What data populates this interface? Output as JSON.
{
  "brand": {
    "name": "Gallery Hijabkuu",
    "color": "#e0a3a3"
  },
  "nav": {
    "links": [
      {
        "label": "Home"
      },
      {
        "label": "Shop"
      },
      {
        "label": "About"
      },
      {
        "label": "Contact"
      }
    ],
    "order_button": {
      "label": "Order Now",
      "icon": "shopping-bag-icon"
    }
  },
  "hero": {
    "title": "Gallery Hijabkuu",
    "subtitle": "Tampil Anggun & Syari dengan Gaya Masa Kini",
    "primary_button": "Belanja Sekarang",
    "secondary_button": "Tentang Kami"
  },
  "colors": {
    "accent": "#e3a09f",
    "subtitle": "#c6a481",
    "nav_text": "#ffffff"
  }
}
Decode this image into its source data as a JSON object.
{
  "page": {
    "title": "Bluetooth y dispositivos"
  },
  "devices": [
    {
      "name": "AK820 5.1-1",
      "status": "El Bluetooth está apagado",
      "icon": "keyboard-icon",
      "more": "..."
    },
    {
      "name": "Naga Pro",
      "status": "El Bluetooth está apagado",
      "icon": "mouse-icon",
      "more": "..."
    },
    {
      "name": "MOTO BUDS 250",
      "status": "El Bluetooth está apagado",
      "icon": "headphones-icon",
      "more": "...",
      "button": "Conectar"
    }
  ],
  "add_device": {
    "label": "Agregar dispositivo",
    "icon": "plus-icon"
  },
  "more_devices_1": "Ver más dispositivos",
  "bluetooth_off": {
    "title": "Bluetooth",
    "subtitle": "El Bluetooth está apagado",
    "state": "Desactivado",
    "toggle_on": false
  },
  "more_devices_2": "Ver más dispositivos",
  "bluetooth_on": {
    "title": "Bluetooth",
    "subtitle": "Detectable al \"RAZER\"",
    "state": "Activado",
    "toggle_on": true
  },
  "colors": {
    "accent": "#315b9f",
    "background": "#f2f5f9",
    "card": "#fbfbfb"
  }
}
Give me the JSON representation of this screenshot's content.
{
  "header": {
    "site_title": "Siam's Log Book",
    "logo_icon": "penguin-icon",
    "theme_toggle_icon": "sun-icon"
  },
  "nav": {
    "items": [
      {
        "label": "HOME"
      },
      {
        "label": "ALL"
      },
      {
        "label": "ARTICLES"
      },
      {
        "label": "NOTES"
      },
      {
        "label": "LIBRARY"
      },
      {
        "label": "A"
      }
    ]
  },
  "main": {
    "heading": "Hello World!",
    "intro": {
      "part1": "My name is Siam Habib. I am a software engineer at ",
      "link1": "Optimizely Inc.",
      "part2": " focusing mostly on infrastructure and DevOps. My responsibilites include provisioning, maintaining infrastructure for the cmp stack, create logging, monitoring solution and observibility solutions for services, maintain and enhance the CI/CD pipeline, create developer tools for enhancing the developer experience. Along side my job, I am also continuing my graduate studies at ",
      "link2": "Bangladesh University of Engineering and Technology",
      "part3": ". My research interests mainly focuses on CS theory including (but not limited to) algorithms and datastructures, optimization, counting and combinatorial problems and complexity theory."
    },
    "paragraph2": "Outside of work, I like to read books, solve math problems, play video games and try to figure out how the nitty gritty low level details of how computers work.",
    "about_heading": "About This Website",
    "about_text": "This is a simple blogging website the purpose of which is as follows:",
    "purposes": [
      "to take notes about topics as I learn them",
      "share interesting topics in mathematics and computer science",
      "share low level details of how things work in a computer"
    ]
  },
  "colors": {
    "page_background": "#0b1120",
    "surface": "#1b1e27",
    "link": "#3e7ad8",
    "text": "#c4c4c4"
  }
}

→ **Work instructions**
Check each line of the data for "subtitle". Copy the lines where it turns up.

→ **Your solution**
    "subtitle": "Tampil Anggun & Syari dengan Gaya Masa Kini",
    "subtitle": "#c6a481",
    "subtitle": "El Bluetooth está apagado",
    "subtitle": "Detectable al \"RAZER\"",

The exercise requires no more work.